---- INPUT MATERIAL

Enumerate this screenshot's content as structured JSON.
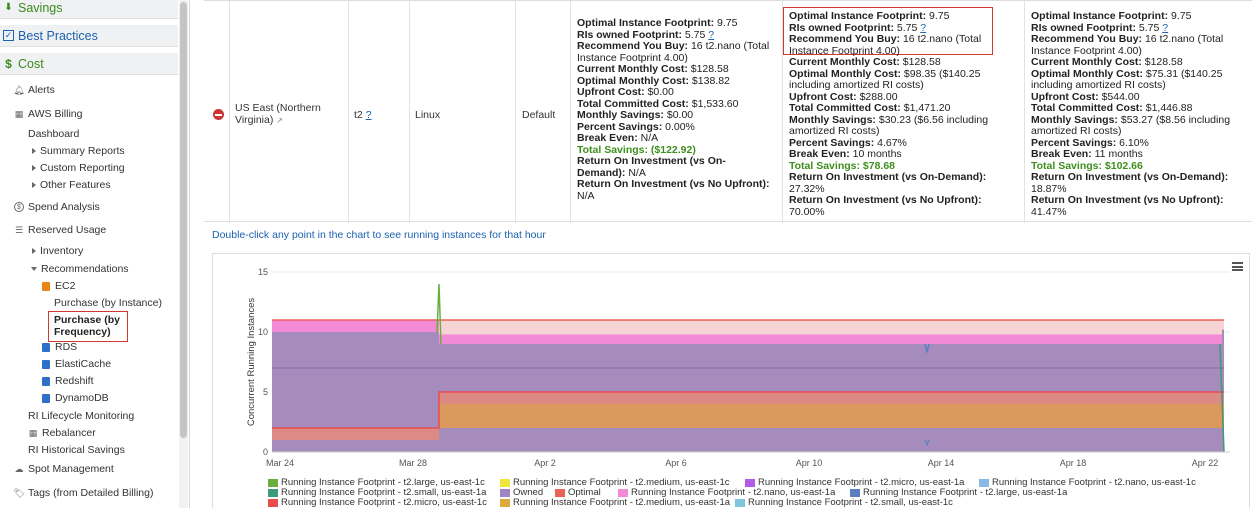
{
  "sidebar": {
    "savings": "Savings",
    "best_practices": "Best Practices",
    "cost": "Cost",
    "items": {
      "alerts": "Alerts",
      "aws_billing": "AWS Billing",
      "dashboard": "Dashboard",
      "summary_reports": "Summary Reports",
      "custom_reporting": "Custom Reporting",
      "other_features": "Other Features",
      "spend_analysis": "Spend Analysis",
      "reserved_usage": "Reserved Usage",
      "inventory": "Inventory",
      "recommendations": "Recommendations",
      "ec2": "EC2",
      "purchase_by_instance": "Purchase (by Instance)",
      "purchase_by_frequency_1": "Purchase (by",
      "purchase_by_frequency_2": "Frequency)",
      "rds": "RDS",
      "elasticache": "ElastiCache",
      "redshift": "Redshift",
      "dynamodb": "DynamoDB",
      "ri_lifecycle": "RI Lifecycle Monitoring",
      "rebalancer": "Rebalancer",
      "ri_historical": "RI Historical Savings",
      "spot_management": "Spot Management",
      "tags": "Tags (from Detailed Billing)"
    }
  },
  "row": {
    "region_1": "US East (Northern",
    "region_2": "Virginia)",
    "family": "t2",
    "help": "?",
    "platform": "Linux",
    "tenancy": "Default"
  },
  "recs": [
    {
      "optimal_footprint": "9.75",
      "ris_owned": "5.75",
      "buy_1": "16 t2.nano (Total",
      "buy_2": "Instance Footprint 4.00)",
      "current_monthly": "$128.58",
      "optimal_monthly_1": "$138.82",
      "optimal_monthly_2": "",
      "upfront": "$0.00",
      "total_committed": "$1,533.60",
      "monthly_savings_1": "$0.00",
      "monthly_savings_2": "",
      "percent": "0.00%",
      "break_even": "N/A",
      "total_savings": "($122.92)",
      "roi_ondemand_1": "Return On Investment (vs On-",
      "roi_ondemand_2": "Demand): ",
      "roi_ondemand_val": "N/A",
      "roi_noupfront": "Return On Investment (vs No Upfront):",
      "roi_noupfront_val": "N/A"
    },
    {
      "optimal_footprint": "9.75",
      "ris_owned": "5.75",
      "buy_1": "16 t2.nano (Total",
      "buy_2": "Instance Footprint 4.00)",
      "current_monthly": "$128.58",
      "optimal_monthly_1": "$98.35 ($140.25",
      "optimal_monthly_2": "including amortized RI costs)",
      "upfront": "$288.00",
      "total_committed": "$1,471.20",
      "monthly_savings_1": "$30.23 ($6.56 including",
      "monthly_savings_2": "amortized RI costs)",
      "percent": "4.67%",
      "break_even": "10 months",
      "total_savings": "$78.68",
      "roi_ondemand_1": "Return On Investment (vs On-Demand):",
      "roi_ondemand_2": "",
      "roi_ondemand_val": "27.32%",
      "roi_noupfront": "Return On Investment (vs No Upfront):",
      "roi_noupfront_val": "70.00%"
    },
    {
      "optimal_footprint": "9.75",
      "ris_owned": "5.75",
      "buy_1": "16 t2.nano (Total",
      "buy_2": "Instance Footprint 4.00)",
      "current_monthly": "$128.58",
      "optimal_monthly_1": "$75.31 ($140.25",
      "optimal_monthly_2": "including amortized RI costs)",
      "upfront": "$544.00",
      "total_committed": "$1,446.88",
      "monthly_savings_1": "$53.27 ($8.56 including",
      "monthly_savings_2": "amortized RI costs)",
      "percent": "6.10%",
      "break_even": "11 months",
      "total_savings": "$102.66",
      "roi_ondemand_1": "Return On Investment (vs On-Demand):",
      "roi_ondemand_2": "",
      "roi_ondemand_val": "18.87%",
      "roi_noupfront": "Return On Investment (vs No Upfront):",
      "roi_noupfront_val": "41.47%"
    }
  ],
  "labels": {
    "optimal_footprint": "Optimal Instance Footprint:",
    "ris_owned": "RIs owned Footprint:",
    "recommend": "Recommend You Buy:",
    "current_monthly": "Current Monthly Cost:",
    "optimal_monthly": "Optimal Monthly Cost:",
    "upfront": "Upfront Cost:",
    "total_committed": "Total Committed Cost:",
    "monthly_savings": "Monthly Savings:",
    "percent": "Percent Savings:",
    "break_even": "Break Even:",
    "total_savings": "Total Savings:"
  },
  "hint": "Double-click any point in the chart to see running instances for that hour",
  "chart_data": {
    "type": "area",
    "ylabel": "Concurrent Running Instances",
    "ylim": [
      0,
      15
    ],
    "yticks": [
      0,
      5,
      10,
      15
    ],
    "xticks": [
      "Mar 24",
      "Mar 28",
      "Apr 2",
      "Apr 6",
      "Apr 10",
      "Apr 14",
      "Apr 18",
      "Apr 22"
    ],
    "series": [
      {
        "name": "Owned",
        "color": "#9f85c6",
        "x": [
          "Mar 24",
          "Mar 28",
          "Apr 22"
        ],
        "y": [
          10,
          9,
          10.2
        ]
      },
      {
        "name": "Running Instance Footprint - t2.nano, us-east-1a",
        "color": "#f28ad8",
        "x": [
          "Mar 24",
          "Mar 28",
          "Apr 22"
        ],
        "y": [
          11,
          9.8,
          9.8
        ]
      },
      {
        "name": "Running Instance Footprint - t2.micro, us-east-1c",
        "color": "#e84c4c",
        "x": [
          "Mar 24",
          "Mar 28",
          "Apr 22"
        ],
        "y": [
          2,
          5,
          5
        ]
      },
      {
        "name": "Running Instance Footprint - t2.medium, us-east-1a",
        "color": "#e0a93c",
        "x": [
          "Mar 24",
          "Mar 28",
          "Apr 22"
        ],
        "y": [
          1,
          4,
          4
        ]
      },
      {
        "name": "Running Instance Footprint - t2.large, us-east-1c",
        "color": "#6aaf3e",
        "x": [
          "Mar 28"
        ],
        "y": [
          14
        ]
      },
      {
        "name": "Optimal",
        "color": "#e8625a",
        "x": [
          "Mar 24",
          "Apr 22"
        ],
        "y": [
          11,
          11
        ]
      }
    ]
  },
  "legend": [
    {
      "label": "Running Instance Footprint - t2.large, us-east-1c",
      "color": "#6aaf3e"
    },
    {
      "label": "Running Instance Footprint - t2.medium, us-east-1c",
      "color": "#f0e53c"
    },
    {
      "label": "Running Instance Footprint - t2.micro, us-east-1a",
      "color": "#b15be8"
    },
    {
      "label": "Running Instance Footprint - t2.nano, us-east-1c",
      "color": "#8cb8e8"
    },
    {
      "label": "Running Instance Footprint - t2.small, us-east-1a",
      "color": "#3d9a7a"
    },
    {
      "label": "Owned",
      "color": "#9f85c6"
    },
    {
      "label": "Optimal",
      "color": "#e8625a"
    },
    {
      "label": "Running Instance Footprint - t2.nano, us-east-1a",
      "color": "#f28ad8"
    },
    {
      "label": "Running Instance Footprint - t2.large, us-east-1a",
      "color": "#5b7fc1"
    },
    {
      "label": "Running Instance Footprint - t2.micro, us-east-1c",
      "color": "#e84c4c"
    },
    {
      "label": "Running Instance Footprint - t2.medium, us-east-1a",
      "color": "#e0a93c"
    },
    {
      "label": "Running Instance Footprint - t2.small, us-east-1c",
      "color": "#7fc6e0"
    }
  ]
}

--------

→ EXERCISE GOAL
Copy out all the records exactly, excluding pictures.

→ TASK RESULT
Enumerate this screenshot's content as structured JSON.
{
  "sidebar": {
    "savings": "Savings",
    "best_practices": "Best Practices",
    "cost": "Cost",
    "items": {
      "alerts": "Alerts",
      "aws_billing": "AWS Billing",
      "dashboard": "Dashboard",
      "summary_reports": "Summary Reports",
      "custom_reporting": "Custom Reporting",
      "other_features": "Other Features",
      "spend_analysis": "Spend Analysis",
      "reserved_usage": "Reserved Usage",
      "inventory": "Inventory",
      "recommendations": "Recommendations",
      "ec2": "EC2",
      "purchase_by_instance": "Purchase (by Instance)",
      "purchase_by_frequency_1": "Purchase (by",
      "purchase_by_frequency_2": "Frequency)",
      "rds": "RDS",
      "elasticache": "ElastiCache",
      "redshift": "Redshift",
      "dynamodb": "DynamoDB",
      "ri_lifecycle": "RI Lifecycle Monitoring",
      "rebalancer": "Rebalancer",
      "ri_historical": "RI Historical Savings",
      "spot_management": "Spot Management",
      "tags": "Tags (from Detailed Billing)"
    }
  },
  "row": {
    "region_1": "US East (Northern",
    "region_2": "Virginia)",
    "family": "t2",
    "help": "?",
    "platform": "Linux",
    "tenancy": "Default"
  },
  "recs": [
    {
      "optimal_footprint": "9.75",
      "ris_owned": "5.75",
      "buy_1": "16 t2.nano (Total",
      "buy_2": "Instance Footprint 4.00)",
      "current_monthly": "$128.58",
      "optimal_monthly_1": "$138.82",
      "optimal_monthly_2": "",
      "upfront": "$0.00",
      "total_committed": "$1,533.60",
      "monthly_savings_1": "$0.00",
      "monthly_savings_2": "",
      "percent": "0.00%",
      "break_even": "N/A",
      "total_savings": "($122.92)",
      "roi_ondemand_1": "Return On Investment (vs On-",
      "roi_ondemand_2": "Demand): ",
      "roi_ondemand_val": "N/A",
      "roi_noupfront": "Return On Investment (vs No Upfront):",
      "roi_noupfront_val": "N/A"
    },
    {
      "optimal_footprint": "9.75",
      "ris_owned": "5.75",
      "buy_1": "16 t2.nano (Total",
      "buy_2": "Instance Footprint 4.00)",
      "current_monthly": "$128.58",
      "optimal_monthly_1": "$98.35 ($140.25",
      "optimal_monthly_2": "including amortized RI costs)",
      "upfront": "$288.00",
      "total_committed": "$1,471.20",
      "monthly_savings_1": "$30.23 ($6.56 including",
      "monthly_savings_2": "amortized RI costs)",
      "percent": "4.67%",
      "break_even": "10 months",
      "total_savings": "$78.68",
      "roi_ondemand_1": "Return On Investment (vs On-Demand):",
      "roi_ondemand_2": "",
      "roi_ondemand_val": "27.32%",
      "roi_noupfront": "Return On Investment (vs No Upfront):",
      "roi_noupfront_val": "70.00%"
    },
    {
      "optimal_footprint": "9.75",
      "ris_owned": "5.75",
      "buy_1": "16 t2.nano (Total",
      "buy_2": "Instance Footprint 4.00)",
      "current_monthly": "$128.58",
      "optimal_monthly_1": "$75.31 ($140.25",
      "optimal_monthly_2": "including amortized RI costs)",
      "upfront": "$544.00",
      "total_committed": "$1,446.88",
      "monthly_savings_1": "$53.27 ($8.56 including",
      "monthly_savings_2": "amortized RI costs)",
      "percent": "6.10%",
      "break_even": "11 months",
      "total_savings": "$102.66",
      "roi_ondemand_1": "Return On Investment (vs On-Demand):",
      "roi_ondemand_2": "",
      "roi_ondemand_val": "18.87%",
      "roi_noupfront": "Return On Investment (vs No Upfront):",
      "roi_noupfront_val": "41.47%"
    }
  ],
  "labels": {
    "optimal_footprint": "Optimal Instance Footprint:",
    "ris_owned": "RIs owned Footprint:",
    "recommend": "Recommend You Buy:",
    "current_monthly": "Current Monthly Cost:",
    "optimal_monthly": "Optimal Monthly Cost:",
    "upfront": "Upfront Cost:",
    "total_committed": "Total Committed Cost:",
    "monthly_savings": "Monthly Savings:",
    "percent": "Percent Savings:",
    "break_even": "Break Even:",
    "total_savings": "Total Savings:"
  },
  "hint": "Double-click any point in the chart to see running instances for that hour",
  "chart_data": {
    "type": "area",
    "ylabel": "Concurrent Running Instances",
    "ylim": [
      0,
      15
    ],
    "yticks": [
      0,
      5,
      10,
      15
    ],
    "xticks": [
      "Mar 24",
      "Mar 28",
      "Apr 2",
      "Apr 6",
      "Apr 10",
      "Apr 14",
      "Apr 18",
      "Apr 22"
    ],
    "series": [
      {
        "name": "Owned",
        "color": "#9f85c6",
        "x": [
          "Mar 24",
          "Mar 28",
          "Apr 22"
        ],
        "y": [
          10,
          9,
          10.2
        ]
      },
      {
        "name": "Running Instance Footprint - t2.nano, us-east-1a",
        "color": "#f28ad8",
        "x": [
          "Mar 24",
          "Mar 28",
          "Apr 22"
        ],
        "y": [
          11,
          9.8,
          9.8
        ]
      },
      {
        "name": "Running Instance Footprint - t2.micro, us-east-1c",
        "color": "#e84c4c",
        "x": [
          "Mar 24",
          "Mar 28",
          "Apr 22"
        ],
        "y": [
          2,
          5,
          5
        ]
      },
      {
        "name": "Running Instance Footprint - t2.medium, us-east-1a",
        "color": "#e0a93c",
        "x": [
          "Mar 24",
          "Mar 28",
          "Apr 22"
        ],
        "y": [
          1,
          4,
          4
        ]
      },
      {
        "name": "Running Instance Footprint - t2.large, us-east-1c",
        "color": "#6aaf3e",
        "x": [
          "Mar 28"
        ],
        "y": [
          14
        ]
      },
      {
        "name": "Optimal",
        "color": "#e8625a",
        "x": [
          "Mar 24",
          "Apr 22"
        ],
        "y": [
          11,
          11
        ]
      }
    ]
  },
  "legend": [
    {
      "label": "Running Instance Footprint - t2.large, us-east-1c",
      "color": "#6aaf3e"
    },
    {
      "label": "Running Instance Footprint - t2.medium, us-east-1c",
      "color": "#f0e53c"
    },
    {
      "label": "Running Instance Footprint - t2.micro, us-east-1a",
      "color": "#b15be8"
    },
    {
      "label": "Running Instance Footprint - t2.nano, us-east-1c",
      "color": "#8cb8e8"
    },
    {
      "label": "Running Instance Footprint - t2.small, us-east-1a",
      "color": "#3d9a7a"
    },
    {
      "label": "Owned",
      "color": "#9f85c6"
    },
    {
      "label": "Optimal",
      "color": "#e8625a"
    },
    {
      "label": "Running Instance Footprint - t2.nano, us-east-1a",
      "color": "#f28ad8"
    },
    {
      "label": "Running Instance Footprint - t2.large, us-east-1a",
      "color": "#5b7fc1"
    },
    {
      "label": "Running Instance Footprint - t2.micro, us-east-1c",
      "color": "#e84c4c"
    },
    {
      "label": "Running Instance Footprint - t2.medium, us-east-1a",
      "color": "#e0a93c"
    },
    {
      "label": "Running Instance Footprint - t2.small, us-east-1c",
      "color": "#7fc6e0"
    }
  ]
}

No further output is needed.